[[ Material provided open ]]

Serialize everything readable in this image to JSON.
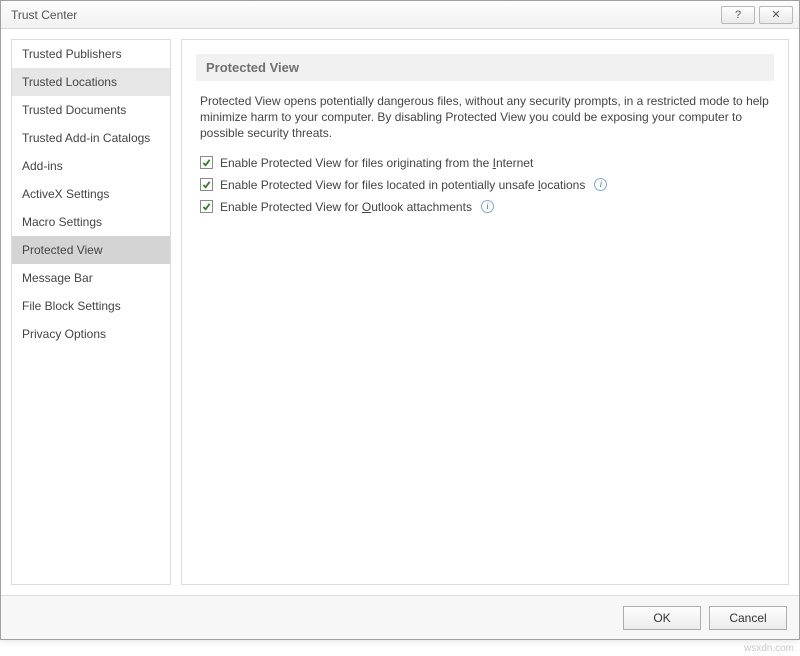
{
  "window": {
    "title": "Trust Center",
    "help_symbol": "?",
    "close_symbol": "✕"
  },
  "sidebar": {
    "items": [
      {
        "label": "Trusted Publishers",
        "selected": false,
        "highlight": false
      },
      {
        "label": "Trusted Locations",
        "selected": false,
        "highlight": true
      },
      {
        "label": "Trusted Documents",
        "selected": false,
        "highlight": false
      },
      {
        "label": "Trusted Add-in Catalogs",
        "selected": false,
        "highlight": false
      },
      {
        "label": "Add-ins",
        "selected": false,
        "highlight": false
      },
      {
        "label": "ActiveX Settings",
        "selected": false,
        "highlight": false
      },
      {
        "label": "Macro Settings",
        "selected": false,
        "highlight": false
      },
      {
        "label": "Protected View",
        "selected": true,
        "highlight": false
      },
      {
        "label": "Message Bar",
        "selected": false,
        "highlight": false
      },
      {
        "label": "File Block Settings",
        "selected": false,
        "highlight": false
      },
      {
        "label": "Privacy Options",
        "selected": false,
        "highlight": false
      }
    ]
  },
  "content": {
    "header": "Protected View",
    "description": "Protected View opens potentially dangerous files, without any security prompts, in a restricted mode to help minimize harm to your computer. By disabling Protected View you could be exposing your computer to possible security threats.",
    "options": [
      {
        "checked": true,
        "label_pre": "Enable Protected View for files originating from the ",
        "accel": "I",
        "label_post": "nternet",
        "info": false
      },
      {
        "checked": true,
        "label_pre": "Enable Protected View for files located in potentially unsafe ",
        "accel": "l",
        "label_post": "ocations",
        "info": true
      },
      {
        "checked": true,
        "label_pre": "Enable Protected View for ",
        "accel": "O",
        "label_post": "utlook attachments",
        "info": true
      }
    ]
  },
  "buttons": {
    "ok": "OK",
    "cancel": "Cancel"
  },
  "watermark": "wsxdn.com"
}
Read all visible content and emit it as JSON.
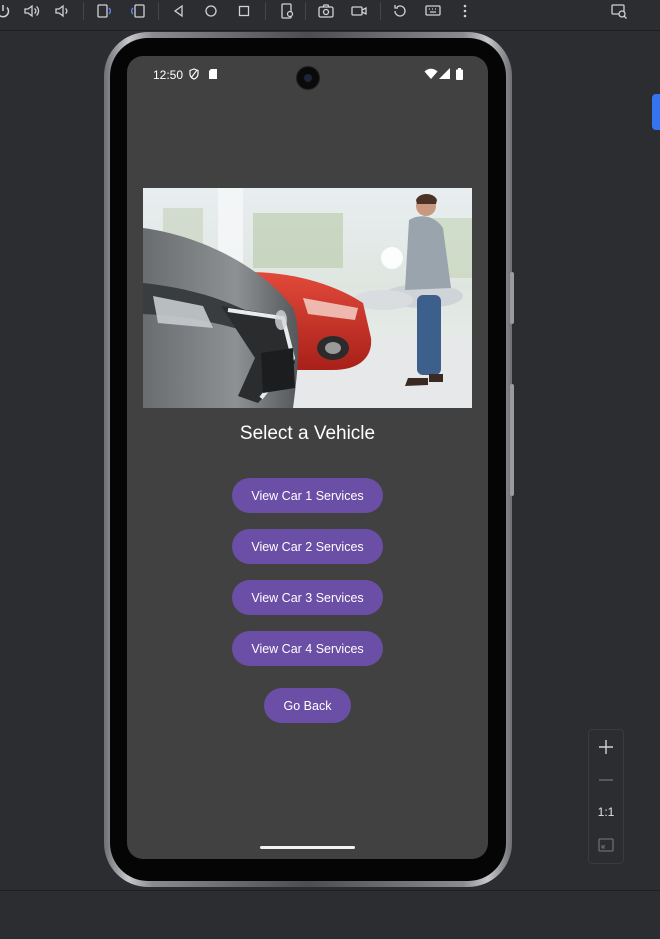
{
  "emulator": {
    "toolbar_icons": [
      "power-icon",
      "volume-up-icon",
      "volume-down-icon",
      "rotate-left-icon",
      "rotate-right-icon",
      "back-icon",
      "home-icon",
      "overview-icon",
      "device-settings-icon",
      "camera-icon",
      "record-icon",
      "reset-icon",
      "keyboard-icon",
      "more-icon",
      "snapshot-icon"
    ],
    "zoom": {
      "label": "1:1"
    }
  },
  "status_bar": {
    "time": "12:50"
  },
  "app": {
    "hero_image_alt": "car-showroom-image",
    "title": "Select a Vehicle",
    "buttons": [
      {
        "label": "View Car 1 Services"
      },
      {
        "label": "View Car 2 Services"
      },
      {
        "label": "View Car 3 Services"
      },
      {
        "label": "View Car 4 Services"
      }
    ],
    "back_button": "Go Back"
  },
  "colors": {
    "accent": "#6b4ea6",
    "screen_bg": "#414141",
    "ide_bg": "#2b2d30"
  }
}
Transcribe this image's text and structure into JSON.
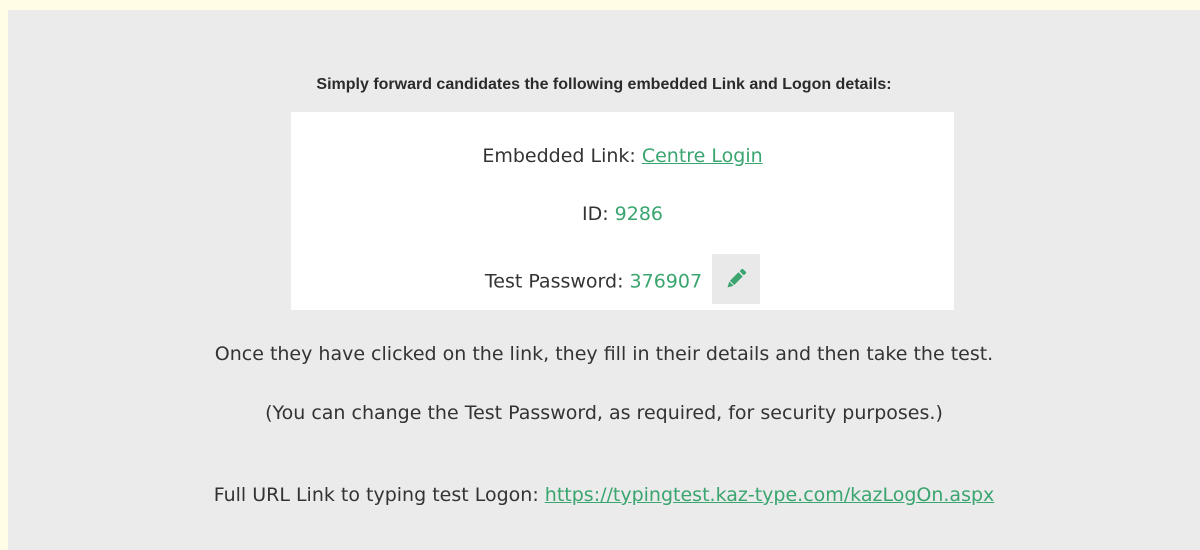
{
  "heading": "Simply forward candidates the following embedded Link and Logon details:",
  "details": {
    "embedded_link_label": "Embedded Link:",
    "embedded_link_text": "Centre Login",
    "id_label": "ID:",
    "id_value": "9286",
    "password_label": "Test Password:",
    "password_value": "376907",
    "edit_icon": "pencil-icon"
  },
  "info": {
    "line1": "Once they have clicked on the link, they fill in their details and then take the test.",
    "line2": "(You can change the Test Password, as required, for security purposes.)"
  },
  "full_url": {
    "label": "Full URL Link to typing test Logon:",
    "url": "https://typingtest.kaz-type.com/kazLogOn.aspx"
  },
  "colors": {
    "page_bg": "#fffde6",
    "panel_bg": "#ebebeb",
    "accent": "#3aa56f"
  }
}
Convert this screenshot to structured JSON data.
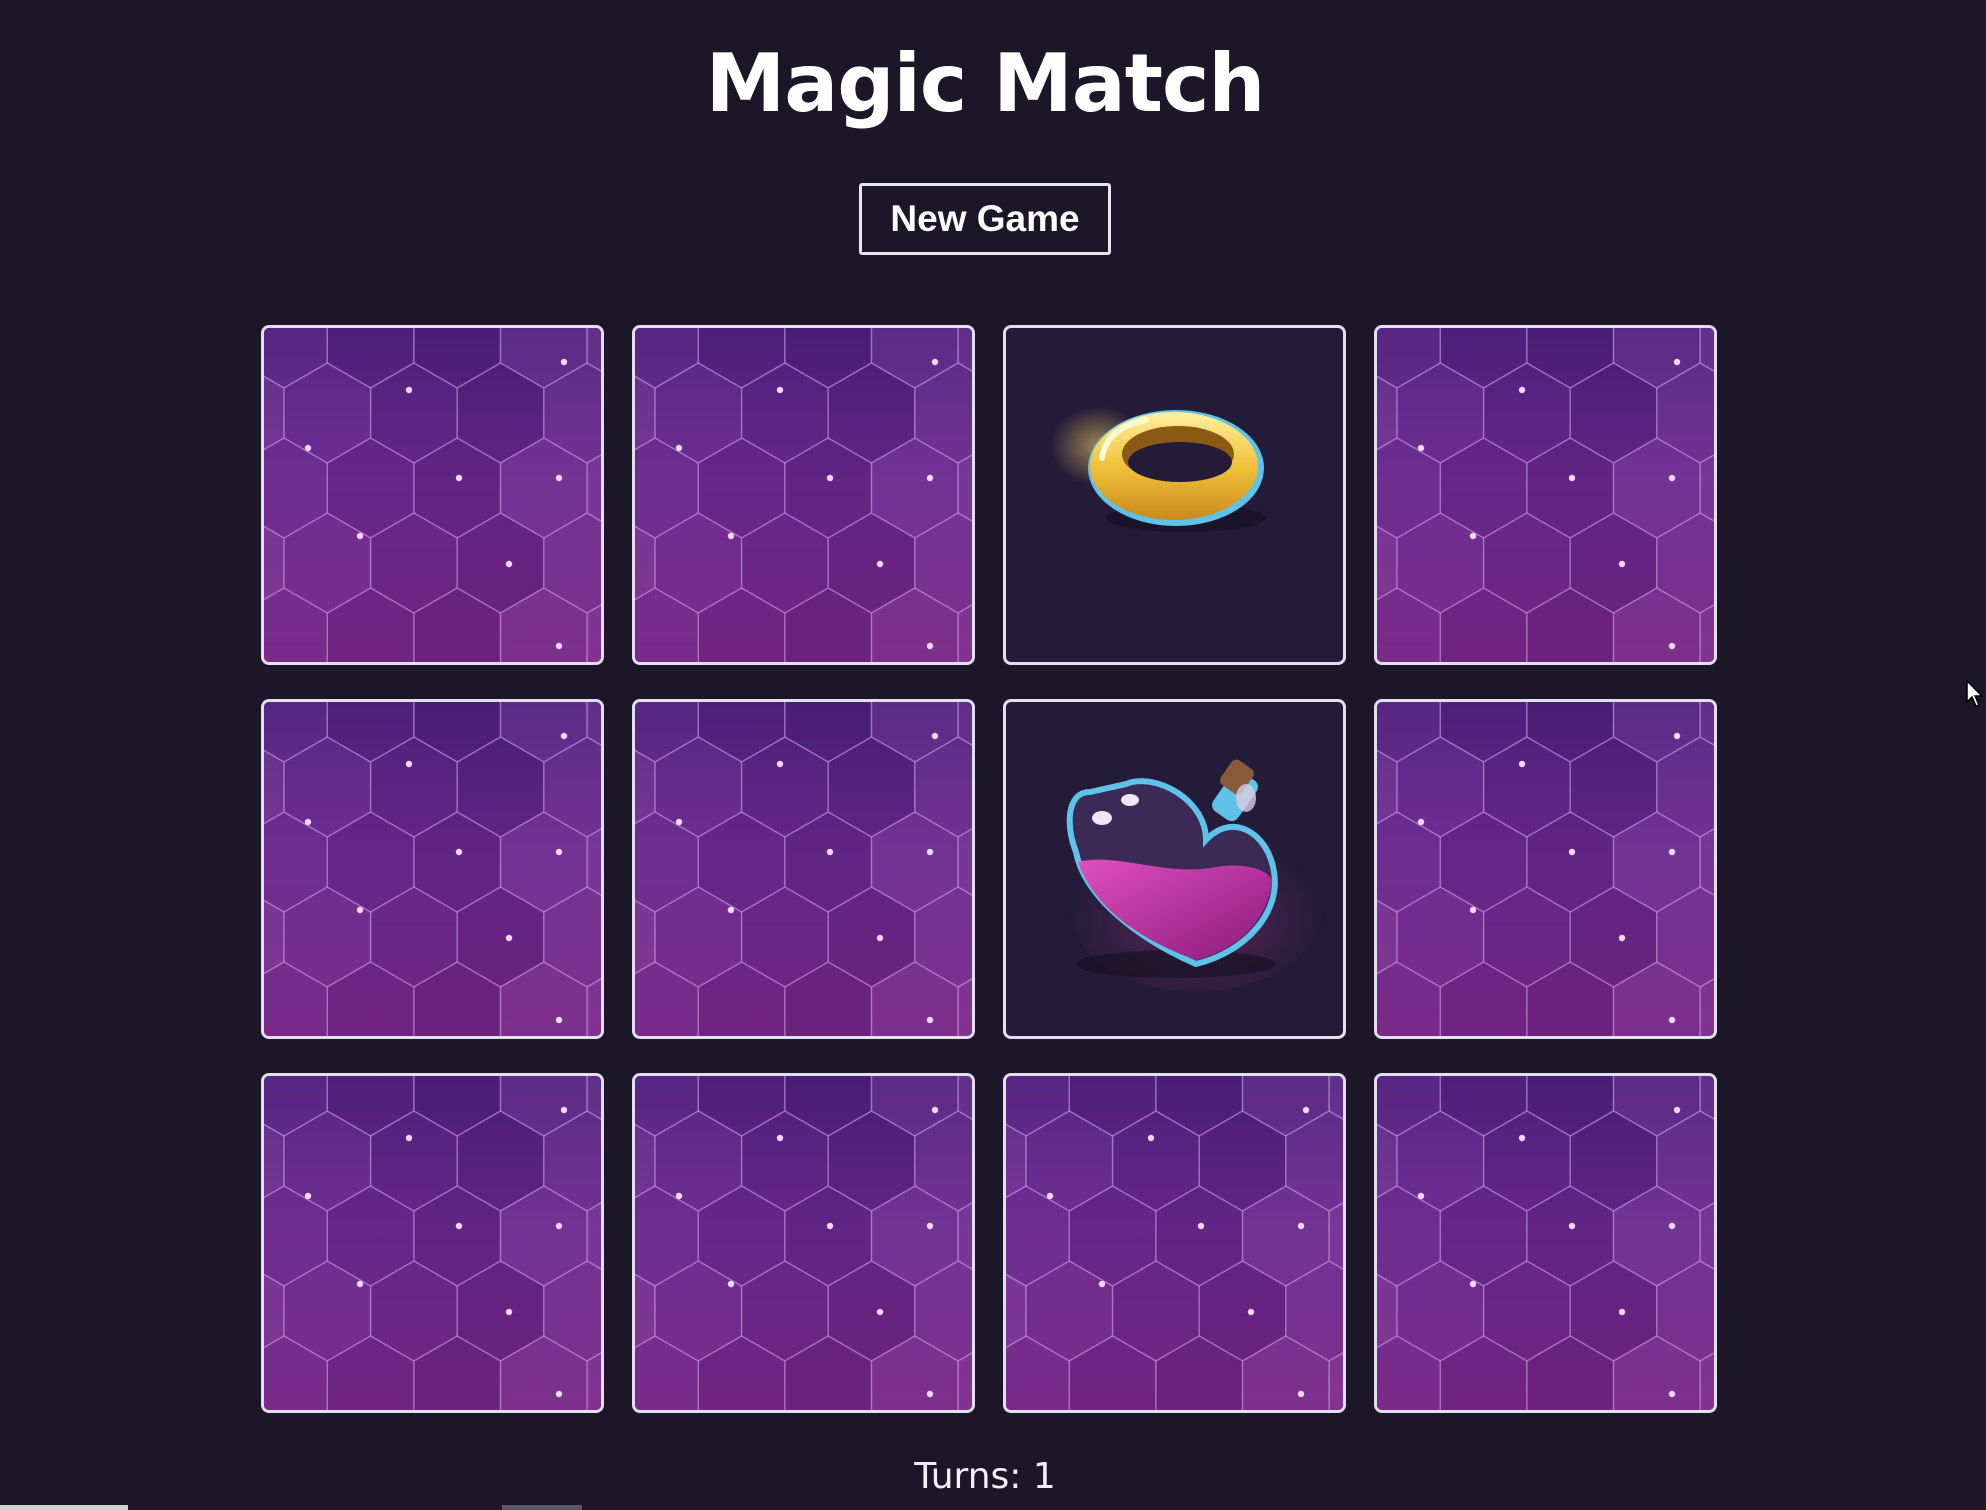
{
  "header": {
    "title": "Magic Match",
    "new_game_label": "New Game"
  },
  "cards": [
    {
      "state": "face-down",
      "icon": "hex-pattern-card-back"
    },
    {
      "state": "face-down",
      "icon": "hex-pattern-card-back"
    },
    {
      "state": "face-up",
      "icon": "gold-ring-icon"
    },
    {
      "state": "face-down",
      "icon": "hex-pattern-card-back"
    },
    {
      "state": "face-down",
      "icon": "hex-pattern-card-back"
    },
    {
      "state": "face-down",
      "icon": "hex-pattern-card-back"
    },
    {
      "state": "face-up",
      "icon": "heart-potion-icon"
    },
    {
      "state": "face-down",
      "icon": "hex-pattern-card-back"
    },
    {
      "state": "face-down",
      "icon": "hex-pattern-card-back"
    },
    {
      "state": "face-down",
      "icon": "hex-pattern-card-back"
    },
    {
      "state": "face-down",
      "icon": "hex-pattern-card-back"
    },
    {
      "state": "face-down",
      "icon": "hex-pattern-card-back"
    }
  ],
  "footer": {
    "turns_label": "Turns:",
    "turns_value": "1"
  },
  "colors": {
    "background": "#1b1628",
    "card_back": "#6a2a8e",
    "card_border": "#e4dff0",
    "face_up_bg": "#231b38"
  }
}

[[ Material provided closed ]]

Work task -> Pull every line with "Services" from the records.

Reply ->
        "label": "View Car 1 Services"
        "label": "View Car 2 Services"
        "label": "View Car 3 Services"
        "label": "View Car 4 Services"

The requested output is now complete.